Granite, like most natural stones, contains radioactive material. While this isn’t much of a concern for a person who spends a few hours in a kitchen with granite countertops every day, new research by David Bernhardt, Linda Kincaid, and Al Gerhart suggests that the workers who fabricate those countertops might have reason to worry.
When they cut granite slabs to fit a room and to have nice edges, corners, and cut-outs for sinks and appliances, workers’ saws can create a lot of dust, and that dust can contain uranium, thorium, and other radioactive materials. If the dust isn’t properly controlled and the workers are not wearing the right protective equipment, they can inhale the dust, where it can cause real damage to the vulnerable tissues in their lungs. Based on limited sampling and some conservative assumptions about control equipment and exposure duration, Bernhardt, Kincaid, and Gerhart suggest that stone cutters could potentially be exposed to radiation levels many times greater than recommended exposure levels for the general public.

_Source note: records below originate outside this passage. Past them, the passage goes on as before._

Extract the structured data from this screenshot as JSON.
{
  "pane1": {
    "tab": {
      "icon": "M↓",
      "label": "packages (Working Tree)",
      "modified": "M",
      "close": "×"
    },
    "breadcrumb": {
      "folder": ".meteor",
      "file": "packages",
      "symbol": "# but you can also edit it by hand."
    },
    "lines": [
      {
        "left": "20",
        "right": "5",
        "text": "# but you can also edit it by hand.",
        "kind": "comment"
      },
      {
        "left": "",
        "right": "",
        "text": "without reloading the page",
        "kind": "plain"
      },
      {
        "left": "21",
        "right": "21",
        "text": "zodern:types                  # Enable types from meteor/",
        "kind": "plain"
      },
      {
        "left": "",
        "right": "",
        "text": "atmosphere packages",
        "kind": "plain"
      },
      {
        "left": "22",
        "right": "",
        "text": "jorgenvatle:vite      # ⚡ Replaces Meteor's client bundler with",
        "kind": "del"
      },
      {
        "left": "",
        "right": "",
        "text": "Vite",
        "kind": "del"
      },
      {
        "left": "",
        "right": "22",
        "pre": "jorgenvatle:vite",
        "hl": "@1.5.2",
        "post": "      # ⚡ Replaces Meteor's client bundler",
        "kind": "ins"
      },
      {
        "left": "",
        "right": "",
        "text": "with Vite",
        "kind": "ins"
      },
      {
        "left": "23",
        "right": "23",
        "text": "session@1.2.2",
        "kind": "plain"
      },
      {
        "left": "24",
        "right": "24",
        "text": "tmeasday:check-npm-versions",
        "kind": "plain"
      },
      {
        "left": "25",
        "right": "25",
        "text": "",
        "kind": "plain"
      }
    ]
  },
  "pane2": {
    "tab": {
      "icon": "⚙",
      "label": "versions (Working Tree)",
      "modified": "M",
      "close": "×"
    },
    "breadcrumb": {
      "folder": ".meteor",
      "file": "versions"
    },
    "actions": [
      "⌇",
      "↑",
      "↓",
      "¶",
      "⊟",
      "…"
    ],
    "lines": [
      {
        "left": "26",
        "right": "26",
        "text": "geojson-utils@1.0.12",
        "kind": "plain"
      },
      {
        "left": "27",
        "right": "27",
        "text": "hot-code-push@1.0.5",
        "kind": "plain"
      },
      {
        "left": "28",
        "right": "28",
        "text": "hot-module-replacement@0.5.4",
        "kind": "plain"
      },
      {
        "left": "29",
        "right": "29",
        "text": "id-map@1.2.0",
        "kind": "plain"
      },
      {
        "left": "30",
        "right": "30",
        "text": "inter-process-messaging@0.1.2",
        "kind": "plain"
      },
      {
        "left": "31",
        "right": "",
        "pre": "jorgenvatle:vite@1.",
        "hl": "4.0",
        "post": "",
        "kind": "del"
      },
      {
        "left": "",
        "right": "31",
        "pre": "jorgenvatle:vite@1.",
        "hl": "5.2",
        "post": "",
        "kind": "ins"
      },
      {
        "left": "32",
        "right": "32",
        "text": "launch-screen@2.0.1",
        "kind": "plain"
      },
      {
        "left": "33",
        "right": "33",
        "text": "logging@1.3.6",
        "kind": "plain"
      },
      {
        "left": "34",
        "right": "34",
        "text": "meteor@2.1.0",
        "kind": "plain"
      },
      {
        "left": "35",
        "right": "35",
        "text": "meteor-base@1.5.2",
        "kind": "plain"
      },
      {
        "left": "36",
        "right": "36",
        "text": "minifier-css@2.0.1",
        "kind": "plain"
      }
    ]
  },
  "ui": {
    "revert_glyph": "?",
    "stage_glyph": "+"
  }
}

Granite’s radiation problem is not new, and the Marble Institute of America, one of the industry’s main trade associations, was quick to commission its own study to challenge the worker exposure research. The MIA-commissioned study questioned Bernhardt et al.’s sampling techniques and statistical analysis. And the MIA, for its part, argued that it is standard practice within the industry to use wet-cutting techniques (which would limit dust but weren’t used when Kincaid and Gerhart did their sampling). But by the MIA’s own account, over 25 percent of stone fabricators don’t use those techniques.
Where does OSHA fit into this picture? On the enforcement side, the Scripps Howard News Service report on Bernhardt et al.’s work notes that:
Inspecting 133 of the nation's 64,000 stone cutting facilities from October 2007 to September 2008, authorities from the Occupational Safety and Health Administration -- part of the U.S. Department of Labor -- issued 185 citations for respiratory violations and 54 citations for air contaminants, according to OSHA data.
These data, bad enough in their own right, are particularly disturbing when you take into consideration that OSHA’s enforcement only reaches the workshops where rough cuts are made – OSHA inspectors probably will not get out to job sites where workers might not have proper ventilation, proper protective equipment, or wet-cutting tools.
On the standard-setting front, OSHA is currently working on updating its standard for occupational exposure to crystalline silica, the main health hazard linked to granite cutting. The current standard is based on obsolete science from the 1950s and ‘60s. An update is long overdue and, according to OSHA, “[b]oth industry and worker groups have recognized that a comprehensive standard for crystalline silica is needed to provide for exposure monitoring, medical surveillance, and worker training.” If it is not too late in the process now, this would be a good opportunity for OSHA to consider how a new standard, while designed primarily to prevent silicosis, might have the added benefit of limiting workers’ exposure to radioactive materials.